# Task brief
Pull every line containing "MACADDRESS" from the entries.
Start of Block
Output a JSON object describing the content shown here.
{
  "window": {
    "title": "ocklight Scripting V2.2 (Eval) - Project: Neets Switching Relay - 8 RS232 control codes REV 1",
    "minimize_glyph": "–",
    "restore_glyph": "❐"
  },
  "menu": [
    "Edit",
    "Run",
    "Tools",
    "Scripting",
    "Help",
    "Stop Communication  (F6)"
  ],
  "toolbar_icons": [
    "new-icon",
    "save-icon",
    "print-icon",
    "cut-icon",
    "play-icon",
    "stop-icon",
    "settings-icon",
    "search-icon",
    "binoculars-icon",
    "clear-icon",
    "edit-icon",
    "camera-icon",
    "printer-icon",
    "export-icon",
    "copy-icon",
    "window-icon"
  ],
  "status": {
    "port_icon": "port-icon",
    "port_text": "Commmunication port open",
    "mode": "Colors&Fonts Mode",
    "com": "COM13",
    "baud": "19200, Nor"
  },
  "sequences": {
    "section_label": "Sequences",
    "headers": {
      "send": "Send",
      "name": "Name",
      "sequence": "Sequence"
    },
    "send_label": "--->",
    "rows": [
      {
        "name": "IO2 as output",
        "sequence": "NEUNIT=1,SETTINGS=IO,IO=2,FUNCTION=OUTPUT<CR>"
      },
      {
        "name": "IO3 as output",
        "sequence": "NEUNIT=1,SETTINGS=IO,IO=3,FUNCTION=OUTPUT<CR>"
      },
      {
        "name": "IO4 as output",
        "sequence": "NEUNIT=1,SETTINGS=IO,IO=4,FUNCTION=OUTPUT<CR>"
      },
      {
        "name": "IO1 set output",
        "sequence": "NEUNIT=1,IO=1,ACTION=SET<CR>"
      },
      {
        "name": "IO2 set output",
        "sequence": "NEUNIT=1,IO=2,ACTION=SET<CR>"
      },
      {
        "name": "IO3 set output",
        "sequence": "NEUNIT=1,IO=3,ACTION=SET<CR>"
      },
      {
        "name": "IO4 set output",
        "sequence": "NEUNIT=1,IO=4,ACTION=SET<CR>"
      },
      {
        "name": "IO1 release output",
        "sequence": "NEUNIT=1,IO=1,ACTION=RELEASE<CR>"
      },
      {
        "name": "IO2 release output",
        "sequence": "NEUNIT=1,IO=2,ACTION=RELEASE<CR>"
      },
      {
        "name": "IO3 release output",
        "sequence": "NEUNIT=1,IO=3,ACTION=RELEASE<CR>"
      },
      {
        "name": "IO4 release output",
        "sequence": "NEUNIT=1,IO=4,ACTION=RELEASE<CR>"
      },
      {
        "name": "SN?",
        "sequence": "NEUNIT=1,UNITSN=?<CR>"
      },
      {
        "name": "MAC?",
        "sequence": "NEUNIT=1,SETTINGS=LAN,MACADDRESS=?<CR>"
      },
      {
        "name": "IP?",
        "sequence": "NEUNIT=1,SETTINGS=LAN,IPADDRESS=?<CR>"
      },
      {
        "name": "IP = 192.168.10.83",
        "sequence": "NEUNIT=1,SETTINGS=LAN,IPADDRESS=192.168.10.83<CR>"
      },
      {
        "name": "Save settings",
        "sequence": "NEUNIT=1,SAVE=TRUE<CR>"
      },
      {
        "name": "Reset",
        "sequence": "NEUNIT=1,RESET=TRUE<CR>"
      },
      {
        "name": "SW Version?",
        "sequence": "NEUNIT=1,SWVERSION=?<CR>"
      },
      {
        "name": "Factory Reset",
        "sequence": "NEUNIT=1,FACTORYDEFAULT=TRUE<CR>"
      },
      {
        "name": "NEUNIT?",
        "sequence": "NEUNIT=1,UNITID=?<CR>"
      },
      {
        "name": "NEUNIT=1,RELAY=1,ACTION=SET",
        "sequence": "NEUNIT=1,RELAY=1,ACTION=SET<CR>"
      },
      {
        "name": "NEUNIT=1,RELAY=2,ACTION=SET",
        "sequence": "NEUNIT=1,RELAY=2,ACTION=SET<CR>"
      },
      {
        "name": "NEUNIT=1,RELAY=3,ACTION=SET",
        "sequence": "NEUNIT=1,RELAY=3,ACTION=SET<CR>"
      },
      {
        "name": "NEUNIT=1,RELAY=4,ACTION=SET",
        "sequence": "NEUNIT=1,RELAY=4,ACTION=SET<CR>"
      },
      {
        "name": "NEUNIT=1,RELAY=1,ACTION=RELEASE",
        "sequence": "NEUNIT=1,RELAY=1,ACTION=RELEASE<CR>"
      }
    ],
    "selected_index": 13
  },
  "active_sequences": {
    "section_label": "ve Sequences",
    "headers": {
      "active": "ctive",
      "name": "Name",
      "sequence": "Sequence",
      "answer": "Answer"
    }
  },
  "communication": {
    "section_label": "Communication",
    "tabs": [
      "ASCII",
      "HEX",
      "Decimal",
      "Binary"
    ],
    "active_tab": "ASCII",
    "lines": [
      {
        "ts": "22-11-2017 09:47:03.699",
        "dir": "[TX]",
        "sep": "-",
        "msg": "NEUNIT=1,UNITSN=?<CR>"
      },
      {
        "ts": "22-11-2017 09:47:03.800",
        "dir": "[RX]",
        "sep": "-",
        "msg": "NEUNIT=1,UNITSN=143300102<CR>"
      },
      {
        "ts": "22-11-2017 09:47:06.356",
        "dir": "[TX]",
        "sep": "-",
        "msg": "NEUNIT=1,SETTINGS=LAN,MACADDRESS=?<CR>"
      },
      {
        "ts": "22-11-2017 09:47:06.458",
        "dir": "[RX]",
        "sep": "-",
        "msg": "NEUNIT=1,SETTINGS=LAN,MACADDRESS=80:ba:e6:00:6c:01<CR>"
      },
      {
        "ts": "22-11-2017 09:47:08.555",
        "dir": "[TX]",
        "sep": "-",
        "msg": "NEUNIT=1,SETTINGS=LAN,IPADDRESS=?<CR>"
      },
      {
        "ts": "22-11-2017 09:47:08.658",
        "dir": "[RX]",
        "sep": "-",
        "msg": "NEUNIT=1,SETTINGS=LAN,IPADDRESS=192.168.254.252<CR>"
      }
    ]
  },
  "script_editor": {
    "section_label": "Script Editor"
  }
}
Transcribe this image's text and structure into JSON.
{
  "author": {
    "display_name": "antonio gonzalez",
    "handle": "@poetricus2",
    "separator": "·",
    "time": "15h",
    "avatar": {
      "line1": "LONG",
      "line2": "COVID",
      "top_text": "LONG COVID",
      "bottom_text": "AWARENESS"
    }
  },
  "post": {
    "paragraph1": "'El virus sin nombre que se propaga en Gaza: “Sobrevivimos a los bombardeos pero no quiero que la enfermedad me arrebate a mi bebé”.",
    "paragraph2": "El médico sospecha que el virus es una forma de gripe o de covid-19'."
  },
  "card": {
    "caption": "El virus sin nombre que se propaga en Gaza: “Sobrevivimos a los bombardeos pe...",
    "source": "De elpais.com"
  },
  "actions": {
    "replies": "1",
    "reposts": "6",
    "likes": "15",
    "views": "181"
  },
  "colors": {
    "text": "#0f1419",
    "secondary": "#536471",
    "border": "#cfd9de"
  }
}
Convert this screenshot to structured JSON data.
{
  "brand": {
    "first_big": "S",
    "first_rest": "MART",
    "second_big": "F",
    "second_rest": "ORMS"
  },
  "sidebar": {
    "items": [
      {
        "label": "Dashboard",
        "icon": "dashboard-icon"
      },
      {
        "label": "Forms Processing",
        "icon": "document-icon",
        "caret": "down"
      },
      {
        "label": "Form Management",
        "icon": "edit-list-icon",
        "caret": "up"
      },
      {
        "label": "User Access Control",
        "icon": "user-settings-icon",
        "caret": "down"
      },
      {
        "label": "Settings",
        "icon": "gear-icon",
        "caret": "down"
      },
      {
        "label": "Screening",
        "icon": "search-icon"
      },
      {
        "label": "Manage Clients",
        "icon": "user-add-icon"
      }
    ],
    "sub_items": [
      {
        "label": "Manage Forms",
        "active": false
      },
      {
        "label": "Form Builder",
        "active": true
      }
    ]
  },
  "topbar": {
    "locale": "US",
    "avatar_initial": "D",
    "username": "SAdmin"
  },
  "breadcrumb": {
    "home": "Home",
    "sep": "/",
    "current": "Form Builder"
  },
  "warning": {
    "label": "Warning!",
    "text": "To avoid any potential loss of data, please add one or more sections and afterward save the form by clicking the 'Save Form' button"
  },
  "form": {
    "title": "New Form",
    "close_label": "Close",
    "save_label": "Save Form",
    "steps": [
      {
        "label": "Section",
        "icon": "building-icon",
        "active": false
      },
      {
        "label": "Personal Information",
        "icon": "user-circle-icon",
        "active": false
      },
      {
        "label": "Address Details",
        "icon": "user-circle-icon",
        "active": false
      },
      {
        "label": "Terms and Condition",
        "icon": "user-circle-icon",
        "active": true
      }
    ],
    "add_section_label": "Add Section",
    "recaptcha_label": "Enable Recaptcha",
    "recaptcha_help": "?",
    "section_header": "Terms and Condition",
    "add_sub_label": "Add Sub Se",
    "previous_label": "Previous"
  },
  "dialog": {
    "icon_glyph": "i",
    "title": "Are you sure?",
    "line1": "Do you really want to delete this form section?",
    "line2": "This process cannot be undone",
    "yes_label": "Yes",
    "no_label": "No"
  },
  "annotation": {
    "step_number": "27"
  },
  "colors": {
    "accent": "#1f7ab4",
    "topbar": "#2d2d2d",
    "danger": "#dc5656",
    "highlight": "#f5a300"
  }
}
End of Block
# Result
        "sequence": "NEUNIT=1,SETTINGS=LAN,MACADDRESS=?<CR>"
        "msg": "NEUNIT=1,SETTINGS=LAN,MACADDRESS=?<CR>"
        "msg": "NEUNIT=1,SETTINGS=LAN,MACADDRESS=80:ba:e6:00:6c:01<CR>"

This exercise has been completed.